YOUR GOAL
Whenever a line in the entries includes the word "name", copy that line out.

INPUT DATA
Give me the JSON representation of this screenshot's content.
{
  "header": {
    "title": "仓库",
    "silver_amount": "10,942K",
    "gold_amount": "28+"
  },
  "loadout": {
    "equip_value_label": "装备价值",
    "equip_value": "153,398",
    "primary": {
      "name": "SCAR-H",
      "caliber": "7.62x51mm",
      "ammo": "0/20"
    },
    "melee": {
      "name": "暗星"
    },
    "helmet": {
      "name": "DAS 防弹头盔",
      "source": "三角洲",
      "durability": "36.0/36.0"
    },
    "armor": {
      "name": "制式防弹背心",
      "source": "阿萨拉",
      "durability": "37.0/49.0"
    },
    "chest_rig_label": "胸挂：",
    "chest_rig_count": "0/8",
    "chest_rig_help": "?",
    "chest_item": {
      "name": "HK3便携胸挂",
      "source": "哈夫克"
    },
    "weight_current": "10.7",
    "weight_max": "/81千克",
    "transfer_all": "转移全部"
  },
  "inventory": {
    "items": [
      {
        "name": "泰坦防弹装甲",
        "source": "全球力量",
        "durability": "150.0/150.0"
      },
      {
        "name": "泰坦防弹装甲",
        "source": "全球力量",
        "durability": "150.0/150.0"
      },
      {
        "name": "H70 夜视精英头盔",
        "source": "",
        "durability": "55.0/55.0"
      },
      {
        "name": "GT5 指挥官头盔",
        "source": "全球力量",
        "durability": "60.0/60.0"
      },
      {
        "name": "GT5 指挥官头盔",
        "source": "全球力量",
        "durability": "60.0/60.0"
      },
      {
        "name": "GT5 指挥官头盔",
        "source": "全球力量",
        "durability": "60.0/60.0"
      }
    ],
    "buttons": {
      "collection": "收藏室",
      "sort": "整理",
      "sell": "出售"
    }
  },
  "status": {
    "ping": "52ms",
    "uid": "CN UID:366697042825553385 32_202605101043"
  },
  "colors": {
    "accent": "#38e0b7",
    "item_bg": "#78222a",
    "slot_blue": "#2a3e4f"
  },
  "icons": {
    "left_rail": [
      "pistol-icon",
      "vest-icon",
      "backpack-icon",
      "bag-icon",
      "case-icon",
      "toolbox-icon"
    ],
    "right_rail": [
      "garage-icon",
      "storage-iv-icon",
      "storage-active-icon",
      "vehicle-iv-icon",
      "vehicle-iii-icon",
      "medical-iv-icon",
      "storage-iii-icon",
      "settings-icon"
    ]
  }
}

YOUR SOLUTION
      "name": "SCAR-H",
      "name": "暗星"
      "name": "DAS 防弹头盔",
      "name": "制式防弹背心",
      "name": "HK3便携胸挂",
        "name": "泰坦防弹装甲",
        "name": "泰坦防弹装甲",
        "name": "H70 夜视精英头盔",
        "name": "GT5 指挥官头盔",
        "name": "GT5 指挥官头盔",
        "name": "GT5 指挥官头盔",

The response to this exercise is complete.